In proudly progressive Arlington, few like to admit that the county suffers from class and racial divisions just as in other places that are supposedly less enlightened.
But the county’s decision Tuesday to kill two long-planned streetcar lines has cast a light on the divide — and will probably deepen it.
Lower-income, racially diverse South Arlington has been counting on the Columbia Pike and Crystal City streetcar projects to deliver a jolt of growth. Residents there hoped the new transit lines would lead developers to rebuild aged apartment buildings and spruce up dreary strip malls.
Instead, the county’s abandonment of the streetcar has instantly created major doubts about the area’s future and made it less competitive.
“There’s a lot of orphans out there on Columbia Pike who invested based on the streetcar,” said Christopher Leinberger, a land-use expert and research professor at George Washington University’s business school. “The demand is going to go somewhere else.”
In effect, Arlington just told its least prosperous residents: “You want streetcars to upgrade your neighborhoods? Too expensive. Keep riding the bus.”
Tuesday’s vote to kill the streetcars came as a direct result of the reelection Nov. 4 of anti-streetcar County Board member John Vihstadt (I). Voting patterns in that race illustrated the divide between the two Arlingtons.
Affluent, mostly white North Arlington overwhelmingly supported Vihstadt. By contrast, his opponent, Alan Howze (D), won his biggest margins in precincts in South Arlington along the streetcars’ proposed route.
The streetcar wasn’t the only issue in the election, but it was the biggest one, by far. It effectively served as a referendum on the transit projects.
In response, b oard Chairman Jay Fisette (D) and board member Mary Hynes (D) have switched their positions, giving the anti-streetcar faction a 4-1 majority on the board.
It’s not the first time the county has dissed Columbia Pike. Planners passed over South Arlington when Metro was built. They chose to locate the Orange Line in North Arlington, investing billions of dollars to create what became the booming Rosslyn-Ballston corridor.
Walter Tejada (D), the only board member who voted Tuesday to preserve the streetcar projects, recalled the history in a statement: “Columbia Pike lost out. No Metro. . . . As a result the Pike area has not prospered as well as those who got the Metro.”
He added, pointedly: “The Pike is the most diverse corridor in Arlington, with 65 percent of the population as minorities.”
Arlington’s decision also dashed hopes of a less-affluent corner of neighboring Fairfax. The streetcar was supposed to cross the county line and create a much-needed transit connection with Baileys Crossroads and particularly the Skyline development there.
To a great degree, Fisette and the rest of the county’s Democratic leadership have only themselves to blame for the debacle.

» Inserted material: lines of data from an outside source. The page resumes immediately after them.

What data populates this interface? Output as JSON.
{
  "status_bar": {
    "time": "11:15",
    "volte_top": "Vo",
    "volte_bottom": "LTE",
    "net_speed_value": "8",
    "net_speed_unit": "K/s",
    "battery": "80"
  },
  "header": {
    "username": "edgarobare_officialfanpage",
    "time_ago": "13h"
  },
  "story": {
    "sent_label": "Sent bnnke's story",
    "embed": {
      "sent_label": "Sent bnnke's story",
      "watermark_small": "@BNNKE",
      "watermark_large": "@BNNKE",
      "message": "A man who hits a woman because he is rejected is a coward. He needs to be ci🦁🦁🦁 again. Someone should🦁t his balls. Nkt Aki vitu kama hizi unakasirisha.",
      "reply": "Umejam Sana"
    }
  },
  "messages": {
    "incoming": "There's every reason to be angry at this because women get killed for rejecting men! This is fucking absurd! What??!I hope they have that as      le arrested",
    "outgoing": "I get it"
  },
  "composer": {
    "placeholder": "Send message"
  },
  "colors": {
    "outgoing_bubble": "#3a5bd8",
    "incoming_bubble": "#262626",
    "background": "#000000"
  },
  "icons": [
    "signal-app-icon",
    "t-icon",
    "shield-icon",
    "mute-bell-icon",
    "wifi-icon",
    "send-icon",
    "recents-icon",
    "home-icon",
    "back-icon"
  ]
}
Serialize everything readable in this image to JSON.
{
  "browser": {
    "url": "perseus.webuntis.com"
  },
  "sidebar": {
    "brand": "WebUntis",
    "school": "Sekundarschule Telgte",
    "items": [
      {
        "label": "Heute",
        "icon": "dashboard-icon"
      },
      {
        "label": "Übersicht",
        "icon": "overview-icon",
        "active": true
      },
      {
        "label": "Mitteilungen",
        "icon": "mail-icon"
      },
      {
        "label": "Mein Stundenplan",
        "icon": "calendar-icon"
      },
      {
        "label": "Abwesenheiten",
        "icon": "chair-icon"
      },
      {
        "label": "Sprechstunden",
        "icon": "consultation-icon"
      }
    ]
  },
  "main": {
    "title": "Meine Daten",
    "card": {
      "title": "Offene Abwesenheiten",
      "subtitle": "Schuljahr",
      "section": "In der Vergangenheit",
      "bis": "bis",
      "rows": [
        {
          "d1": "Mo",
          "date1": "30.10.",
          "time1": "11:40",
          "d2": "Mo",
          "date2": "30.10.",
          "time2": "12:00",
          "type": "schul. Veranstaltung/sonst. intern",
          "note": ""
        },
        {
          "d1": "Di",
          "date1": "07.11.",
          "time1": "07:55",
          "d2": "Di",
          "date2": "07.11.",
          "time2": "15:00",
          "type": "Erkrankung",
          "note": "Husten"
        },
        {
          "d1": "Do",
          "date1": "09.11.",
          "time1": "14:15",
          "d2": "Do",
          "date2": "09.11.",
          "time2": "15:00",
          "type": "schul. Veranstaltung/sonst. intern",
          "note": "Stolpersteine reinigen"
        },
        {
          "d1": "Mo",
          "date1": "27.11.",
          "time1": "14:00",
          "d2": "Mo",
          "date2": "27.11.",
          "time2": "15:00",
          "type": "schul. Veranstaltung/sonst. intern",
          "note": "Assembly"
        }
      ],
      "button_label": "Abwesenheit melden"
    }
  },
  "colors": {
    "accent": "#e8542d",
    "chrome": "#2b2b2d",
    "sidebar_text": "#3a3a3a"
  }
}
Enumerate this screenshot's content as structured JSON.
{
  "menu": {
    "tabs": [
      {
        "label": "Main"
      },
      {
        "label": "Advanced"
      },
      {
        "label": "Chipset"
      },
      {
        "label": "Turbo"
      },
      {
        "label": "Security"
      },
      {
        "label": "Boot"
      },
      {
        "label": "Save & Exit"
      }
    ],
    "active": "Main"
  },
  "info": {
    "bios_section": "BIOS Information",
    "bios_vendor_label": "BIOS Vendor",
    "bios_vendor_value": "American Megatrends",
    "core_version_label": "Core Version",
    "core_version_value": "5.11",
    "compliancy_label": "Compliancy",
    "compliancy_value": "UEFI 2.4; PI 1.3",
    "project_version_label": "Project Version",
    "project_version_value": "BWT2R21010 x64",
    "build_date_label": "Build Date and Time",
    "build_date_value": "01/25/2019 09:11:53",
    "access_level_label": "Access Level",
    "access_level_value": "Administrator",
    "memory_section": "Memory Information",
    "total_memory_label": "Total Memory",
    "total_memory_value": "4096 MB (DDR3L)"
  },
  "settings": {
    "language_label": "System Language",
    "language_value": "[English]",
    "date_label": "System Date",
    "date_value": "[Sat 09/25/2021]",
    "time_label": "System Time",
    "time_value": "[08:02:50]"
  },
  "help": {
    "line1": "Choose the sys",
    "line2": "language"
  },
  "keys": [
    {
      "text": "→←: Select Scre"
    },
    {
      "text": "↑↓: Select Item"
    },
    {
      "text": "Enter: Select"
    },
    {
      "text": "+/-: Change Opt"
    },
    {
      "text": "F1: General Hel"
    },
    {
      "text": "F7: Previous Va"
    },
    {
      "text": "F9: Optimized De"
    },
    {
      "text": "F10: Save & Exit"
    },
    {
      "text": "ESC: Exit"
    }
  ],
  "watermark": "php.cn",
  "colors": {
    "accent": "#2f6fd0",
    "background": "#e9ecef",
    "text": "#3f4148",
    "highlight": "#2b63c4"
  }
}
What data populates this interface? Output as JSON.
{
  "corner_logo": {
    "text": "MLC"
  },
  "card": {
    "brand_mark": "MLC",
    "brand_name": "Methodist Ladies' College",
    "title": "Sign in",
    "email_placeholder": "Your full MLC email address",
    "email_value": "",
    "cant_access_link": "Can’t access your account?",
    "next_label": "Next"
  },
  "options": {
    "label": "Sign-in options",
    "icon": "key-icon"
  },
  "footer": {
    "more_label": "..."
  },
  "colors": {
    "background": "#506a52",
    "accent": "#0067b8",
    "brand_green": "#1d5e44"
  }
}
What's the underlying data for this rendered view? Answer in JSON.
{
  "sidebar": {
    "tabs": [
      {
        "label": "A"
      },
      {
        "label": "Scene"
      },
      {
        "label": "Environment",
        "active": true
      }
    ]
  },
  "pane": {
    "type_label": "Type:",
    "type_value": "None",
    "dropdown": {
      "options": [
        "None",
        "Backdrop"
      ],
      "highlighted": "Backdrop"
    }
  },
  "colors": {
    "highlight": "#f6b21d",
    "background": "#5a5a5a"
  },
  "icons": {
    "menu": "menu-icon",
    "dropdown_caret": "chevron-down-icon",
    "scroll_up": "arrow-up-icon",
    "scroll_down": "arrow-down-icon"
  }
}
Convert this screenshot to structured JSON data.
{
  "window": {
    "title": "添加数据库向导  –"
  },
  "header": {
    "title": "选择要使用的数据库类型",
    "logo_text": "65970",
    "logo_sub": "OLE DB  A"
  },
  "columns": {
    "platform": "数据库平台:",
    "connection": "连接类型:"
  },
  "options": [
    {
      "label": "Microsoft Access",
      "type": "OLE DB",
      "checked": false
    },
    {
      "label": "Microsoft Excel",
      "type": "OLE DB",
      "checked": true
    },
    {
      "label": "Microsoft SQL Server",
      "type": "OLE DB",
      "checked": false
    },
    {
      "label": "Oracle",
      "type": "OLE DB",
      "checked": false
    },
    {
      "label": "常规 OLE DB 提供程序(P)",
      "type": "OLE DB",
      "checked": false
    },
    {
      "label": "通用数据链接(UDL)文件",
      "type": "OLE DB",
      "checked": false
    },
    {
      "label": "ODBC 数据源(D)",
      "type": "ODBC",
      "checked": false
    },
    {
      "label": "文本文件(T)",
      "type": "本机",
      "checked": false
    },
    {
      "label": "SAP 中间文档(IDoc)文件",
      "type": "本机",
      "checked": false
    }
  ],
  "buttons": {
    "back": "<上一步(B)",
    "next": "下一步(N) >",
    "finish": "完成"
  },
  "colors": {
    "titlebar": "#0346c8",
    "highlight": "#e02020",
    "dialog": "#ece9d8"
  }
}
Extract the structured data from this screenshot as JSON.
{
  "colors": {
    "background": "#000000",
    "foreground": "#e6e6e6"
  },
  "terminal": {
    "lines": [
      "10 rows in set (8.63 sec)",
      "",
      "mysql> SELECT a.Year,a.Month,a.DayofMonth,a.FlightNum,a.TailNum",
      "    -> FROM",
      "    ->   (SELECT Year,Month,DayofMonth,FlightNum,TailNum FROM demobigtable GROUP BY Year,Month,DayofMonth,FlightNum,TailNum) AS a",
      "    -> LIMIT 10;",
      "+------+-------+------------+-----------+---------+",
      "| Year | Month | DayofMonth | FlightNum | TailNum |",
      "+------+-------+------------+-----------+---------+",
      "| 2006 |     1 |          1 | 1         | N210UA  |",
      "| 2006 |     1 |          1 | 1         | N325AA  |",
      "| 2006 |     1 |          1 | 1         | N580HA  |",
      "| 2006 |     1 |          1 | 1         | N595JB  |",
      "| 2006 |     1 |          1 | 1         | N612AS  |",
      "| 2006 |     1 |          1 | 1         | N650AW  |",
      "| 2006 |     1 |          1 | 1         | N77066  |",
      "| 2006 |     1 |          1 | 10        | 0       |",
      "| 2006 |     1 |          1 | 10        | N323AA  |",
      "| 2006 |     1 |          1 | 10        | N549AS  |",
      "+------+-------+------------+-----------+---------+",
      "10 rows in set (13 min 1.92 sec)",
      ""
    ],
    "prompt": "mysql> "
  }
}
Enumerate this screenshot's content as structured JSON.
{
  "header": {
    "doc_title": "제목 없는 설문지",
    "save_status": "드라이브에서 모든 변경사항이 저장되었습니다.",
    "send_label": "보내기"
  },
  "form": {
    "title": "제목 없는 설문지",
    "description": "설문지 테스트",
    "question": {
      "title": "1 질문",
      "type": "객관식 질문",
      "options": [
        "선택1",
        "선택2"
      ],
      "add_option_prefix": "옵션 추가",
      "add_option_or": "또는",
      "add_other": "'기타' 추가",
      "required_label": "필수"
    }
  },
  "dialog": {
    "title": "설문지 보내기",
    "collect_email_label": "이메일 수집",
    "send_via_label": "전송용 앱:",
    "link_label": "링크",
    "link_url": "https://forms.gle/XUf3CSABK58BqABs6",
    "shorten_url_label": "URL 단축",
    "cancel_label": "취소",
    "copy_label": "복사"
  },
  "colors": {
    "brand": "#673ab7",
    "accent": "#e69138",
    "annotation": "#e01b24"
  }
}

They moved too late to build a consensus within Arlington that the streetcars, albeit costly, were the best way to promote prosperity in South Arlington. That in turn would expand the tax base and benefit the entire county in the long run.
The board and county bureaucracy also squandered voters’ goodwill with some foolish, overpriced projects, including the notorious $1 million bus stop.
Still, a class bias was evident in some controversies in addition to the one over the streetcar. In particular, resistance arose over the cost of a proposed public aquatics center next to Crystal City.
That triggered grumbles that Arlingtonians in other parts of the county didn’t appreciate the need for the pool, because they can afford to join country clubs or other private aquatics facilities.
Streetcar opponents argued that expanded bus service on Columbia Pike would be cheaper than streetcars and interfere less with traffic. The burden is now on them to make buses work to encourage growth and redevelopment in South Arlington.
Streetcar supporters fear buses won’t offer enough capacity or attract enough riders. They also worry that without rails in the ground, developers won’t have confidence that the transit service will be lasting.
Technical arguments aside, the question remains of whether the county just has a streak of unease about Columbia Pike.
“I think there’s a [false] presumption that it’s not a safe place or not a desirable place to live,” said Juliet Hiznay, a civic activist and former president of the board of the Columbia Pike Revitalization Organization.
“There may be a kind of unspoken thought that the bus is good enough for Columbia Pike, and it’s not,” she said.
I discuss local issues Friday at 8:50 a.m. on WAMU (88.5 FM). For previous columns, go to washingtonpost.com/mccartney.